Both teams are 12-1. South Pointe is ranked No. 1 in Class AAA.
"When you get this deep into the season, if you don't know how to block and tackle, if you don't know the plays, you don't need to be playing,'' said Carroll."Usually with a game like this one, you take it a little easier to avoid injuries at practice.
"But Fairfield is a physical team, and we felt we had to put on the pads and do some hitting this week. But we've used quick whistles; trying to keep our guys standing up to make sure nobody got hurt.''
Tonight's game is the second of the season between the Stallions and Griffins. They played on Oct. 15 in Winnsboro, with the region title pretty much going to the winner.
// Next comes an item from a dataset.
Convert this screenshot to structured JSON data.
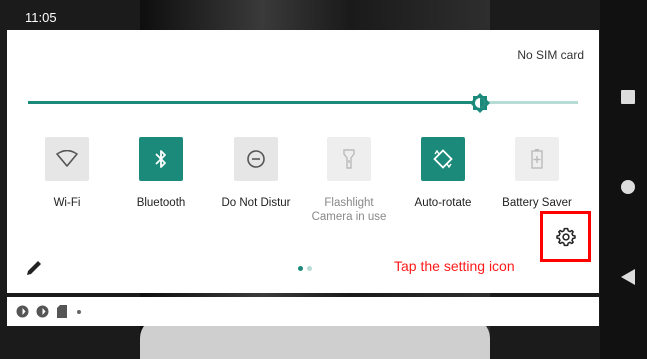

It was not the best-looking of games his team played this season, Carroll admits, pointing to the Stallions' five turnovers, but the 17-7 win was a turning point for his young team.
Starting quarterback Tay Hicklin was ejected late in the first half, and backup Devin Pearson finished under center. He accounted for the turnovers, but the next week Pearson rushed for 277 yards and three touchdowns in a win over a good Chester squad.
Since then, the Stallions have developed more offensive consistency, with Hicklin's move to wide receiver helping, too, because he also is one of the team's top defensive backs.
South Pointe is an explosive team capable of scoring on either side of the ball. The Stallions have scored 50 or more points in six games. They have outscored their opponents 503-160, including a run of 119-27 in three playoff games.
"We are a different team than the first time we played (Fairfield Central), but so are they,'' Carroll said. "The have gone away from the shotgun and four wides to running more two-back and power-I sets.
"But they are still very physical, and we have to be prepared for that.''
This is the third straight year the Stallions have made it to this round of the playoffs. The did it in 2008 as a Class AAAA Division II team and beat Berkeley a week before knocking off rival Northwestern in the championship game.
South Pointe was still in Class AAAA last year and on the brink of going back, but the Stallions lost to Northwestern and missed the finals.
Carroll has told his players not to worry about what happened last year and to concentrate on the game at hand, but one Stallion said it's hard not to make a comparison.
South Pointe beat Northwestern 30-7 last year in the regular season. The Trojans won the rematch 24-7 and went back to the state finals instead of the Stallions.
"We don't worry about that because it's done,'' senior defensive back Trey Mackey said. "But you think about it only because you want to make sure it doesn't go the same way this year.
"Fairfield Central is a good team, can beat anybody, and they are the most physical team we've played. After our first game, I think everyone on our team was sore. But I'm thinking it had to be the same way for them.''
South Pointe was 3-8 its first varsity season in 2006, playing without seniors. Since then, Carroll has led his team to a 46-9 mark, including 15-0 in the 2008 championship year.
Fairfield Central has long been a Class AAA power. The Griffins have five region titles and a pair of state championships - 1996 and 1997 - since 1996.
When it comes to being physical, South Pointe can bring it with the best of them. Defensive end Jadeveon Clowney is considered the nation's top overall player and has his pick of schools at the next level. Gerald Dixon is on the opposite end and is very popular with Division I coaches.
"We're extremely lucky to be practicing on Thanksgiving again, to play (tonight) in another Turkey Bowl,'' Carroll said.
"We hope we have everything straightened out, have our guys ready to play.
"When you make mistakes like we did in our first meeting, five turnovers, it drops your chances of winning by 85 percent. We were lucky to hold on and win that one. But we like to think it also had a lot to do with how bad our players wanted it.''